» **Entries taken from a collection**
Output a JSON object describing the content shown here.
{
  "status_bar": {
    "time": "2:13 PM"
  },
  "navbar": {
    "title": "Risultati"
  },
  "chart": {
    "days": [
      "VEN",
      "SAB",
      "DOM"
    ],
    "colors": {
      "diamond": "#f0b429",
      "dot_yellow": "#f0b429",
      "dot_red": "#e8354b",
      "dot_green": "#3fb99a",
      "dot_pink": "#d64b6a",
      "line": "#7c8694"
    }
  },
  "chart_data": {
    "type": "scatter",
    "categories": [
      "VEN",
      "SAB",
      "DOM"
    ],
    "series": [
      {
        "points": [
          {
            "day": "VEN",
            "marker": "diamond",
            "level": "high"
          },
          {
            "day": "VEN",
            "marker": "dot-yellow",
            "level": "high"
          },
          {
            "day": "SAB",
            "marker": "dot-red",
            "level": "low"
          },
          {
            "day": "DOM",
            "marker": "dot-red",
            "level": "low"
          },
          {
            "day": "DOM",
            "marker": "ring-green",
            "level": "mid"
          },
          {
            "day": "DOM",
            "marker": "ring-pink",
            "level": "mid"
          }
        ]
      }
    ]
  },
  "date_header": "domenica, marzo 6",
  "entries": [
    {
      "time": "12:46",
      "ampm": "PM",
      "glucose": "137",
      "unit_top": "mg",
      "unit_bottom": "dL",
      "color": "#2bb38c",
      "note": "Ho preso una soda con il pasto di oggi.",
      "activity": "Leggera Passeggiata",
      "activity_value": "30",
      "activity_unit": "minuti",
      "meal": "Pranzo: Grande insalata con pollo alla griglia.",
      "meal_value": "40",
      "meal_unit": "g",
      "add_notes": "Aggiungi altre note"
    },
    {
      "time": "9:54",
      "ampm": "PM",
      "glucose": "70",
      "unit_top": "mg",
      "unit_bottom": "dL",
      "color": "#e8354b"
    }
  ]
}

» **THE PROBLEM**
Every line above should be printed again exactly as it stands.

» **EXPECTED ANSWER**
Output a JSON object describing the content shown here.
{
  "status_bar": {
    "time": "2:13 PM"
  },
  "navbar": {
    "title": "Risultati"
  },
  "chart": {
    "days": [
      "VEN",
      "SAB",
      "DOM"
    ],
    "colors": {
      "diamond": "#f0b429",
      "dot_yellow": "#f0b429",
      "dot_red": "#e8354b",
      "dot_green": "#3fb99a",
      "dot_pink": "#d64b6a",
      "line": "#7c8694"
    }
  },
  "chart_data": {
    "type": "scatter",
    "categories": [
      "VEN",
      "SAB",
      "DOM"
    ],
    "series": [
      {
        "points": [
          {
            "day": "VEN",
            "marker": "diamond",
            "level": "high"
          },
          {
            "day": "VEN",
            "marker": "dot-yellow",
            "level": "high"
          },
          {
            "day": "SAB",
            "marker": "dot-red",
            "level": "low"
          },
          {
            "day": "DOM",
            "marker": "dot-red",
            "level": "low"
          },
          {
            "day": "DOM",
            "marker": "ring-green",
            "level": "mid"
          },
          {
            "day": "DOM",
            "marker": "ring-pink",
            "level": "mid"
          }
        ]
      }
    ]
  },
  "date_header": "domenica, marzo 6",
  "entries": [
    {
      "time": "12:46",
      "ampm": "PM",
      "glucose": "137",
      "unit_top": "mg",
      "unit_bottom": "dL",
      "color": "#2bb38c",
      "note": "Ho preso una soda con il pasto di oggi.",
      "activity": "Leggera Passeggiata",
      "activity_value": "30",
      "activity_unit": "minuti",
      "meal": "Pranzo: Grande insalata con pollo alla griglia.",
      "meal_value": "40",
      "meal_unit": "g",
      "add_notes": "Aggiungi altre note"
    },
    {
      "time": "9:54",
      "ampm": "PM",
      "glucose": "70",
      "unit_top": "mg",
      "unit_bottom": "dL",
      "color": "#e8354b"
    }
  ]
}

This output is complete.